Mitochondrial Electron Transport Chain in Heavy Metal-Induced Neurotoxicity: Effects of Cadmium, Mercury, and Copper

I. M. Sechenov Institute of Evolutionary Physiology and Biochemistry of Russian Academy of Sciences, Thorez pr. 44, 194223 Saint-Petersburg, Russia

Received 31 October 2011; Accepted 15 December 2011

Academic Editor: Jeroen Hoozemans

Copyright © 2012 Elena A. Belyaeva et al. This is an open access article distributed under the Creative Commons Attribution License, which permits unrestricted use, distribution, and reproduction in any medium, provided the original work is properly cited.

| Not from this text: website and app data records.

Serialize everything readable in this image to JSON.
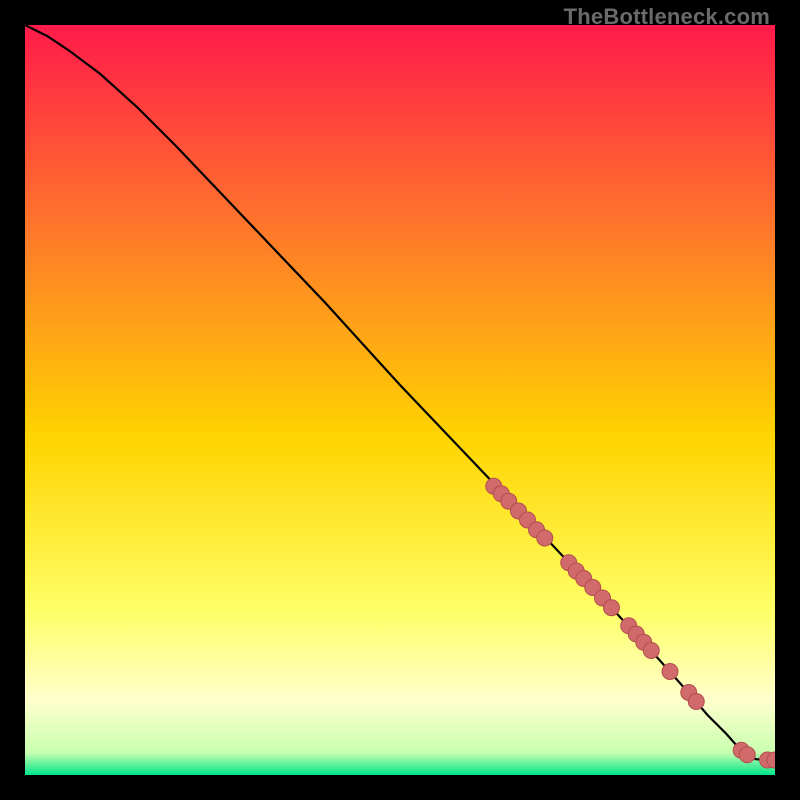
{
  "watermark": "TheBottleneck.com",
  "colors": {
    "page_bg": "#000000",
    "gradient_top": "#ff1a4a",
    "gradient_mid1": "#ff7a2a",
    "gradient_mid2": "#ffd400",
    "gradient_mid3": "#ffff66",
    "gradient_pale": "#ffffcc",
    "gradient_green": "#00e58a",
    "curve": "#000000",
    "marker_fill": "#d16a6a",
    "marker_stroke": "#b34f4f"
  },
  "chart_data": {
    "type": "line",
    "title": "",
    "xlabel": "",
    "ylabel": "",
    "xlim": [
      0,
      100
    ],
    "ylim": [
      0,
      100
    ],
    "grid": false,
    "legend": false,
    "series": [
      {
        "name": "curve",
        "x": [
          0,
          3,
          6,
          10,
          15,
          20,
          30,
          40,
          50,
          60,
          70,
          78,
          84,
          88,
          91,
          93.5,
          95,
          96,
          97.5,
          100
        ],
        "y": [
          100,
          98.5,
          96.5,
          93.5,
          89,
          84,
          73.5,
          63,
          52,
          41.5,
          31,
          22.5,
          16,
          11.5,
          8,
          5.5,
          3.8,
          2.7,
          2.1,
          2.0
        ]
      }
    ],
    "markers": {
      "name": "highlighted-points",
      "points": [
        {
          "x": 62.5,
          "y": 38.5
        },
        {
          "x": 63.5,
          "y": 37.5
        },
        {
          "x": 64.5,
          "y": 36.5
        },
        {
          "x": 65.8,
          "y": 35.2
        },
        {
          "x": 67.0,
          "y": 34.0
        },
        {
          "x": 68.2,
          "y": 32.7
        },
        {
          "x": 69.3,
          "y": 31.6
        },
        {
          "x": 72.5,
          "y": 28.3
        },
        {
          "x": 73.5,
          "y": 27.2
        },
        {
          "x": 74.5,
          "y": 26.2
        },
        {
          "x": 75.7,
          "y": 25.0
        },
        {
          "x": 77.0,
          "y": 23.6
        },
        {
          "x": 78.2,
          "y": 22.3
        },
        {
          "x": 80.5,
          "y": 19.9
        },
        {
          "x": 81.5,
          "y": 18.8
        },
        {
          "x": 82.5,
          "y": 17.7
        },
        {
          "x": 83.5,
          "y": 16.6
        },
        {
          "x": 86.0,
          "y": 13.8
        },
        {
          "x": 88.5,
          "y": 11.0
        },
        {
          "x": 89.5,
          "y": 9.8
        },
        {
          "x": 95.5,
          "y": 3.3
        },
        {
          "x": 96.3,
          "y": 2.7
        },
        {
          "x": 99.0,
          "y": 2.0
        },
        {
          "x": 100.0,
          "y": 2.0
        }
      ],
      "radius": 8
    }
  }
}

To clarify the role of mitochondrial electron transport chain (mtETC) in heavy-metal-induced neurotoxicity, we studied action of Cd2+, Hg2+, and Cu2+ on cell viability, intracellular reactive oxygen species formation, respiratory function, and mitochondrial membrane potential of rat cell line PC12. As found, the metals produced, although in a different way, dose- and time-dependent changes of all these parameters. Importantly, Cd2+ beginning from 10 [mu]M and already at short incubation time (3 h) significantly inhibited the FCCP-uncoupled cell respiration; besides, practically the complete inhibition of the respiration was reached after 3 h incubation with 50 [mu]M Hg2+ or 500 [mu]M Cd2+, whereas even after 48 h exposure with 500 [mu]M Cu2+, only a 50% inhibition of the respiration occurred. Against the Cd2+-induced cell injury, not only different antioxidants and mitochondrial permeability transition pore inhibitors were protective but also such mtETC effectors as FCCP and stigmatellin (complex III inhibitor). However, all mtETC effectors used did not protect against the Hg2+- or Cu2+-induced cell damage. Notably, stigmatellin was shown to be one of the strongest protectors against the Cd2+-induced cell damage, producing a 15–20% increase in the cell viability. The mechanisms of the mtETC involvement in the heavy-metal-induced mitochondrial membrane permeabilization and cell death are discussed.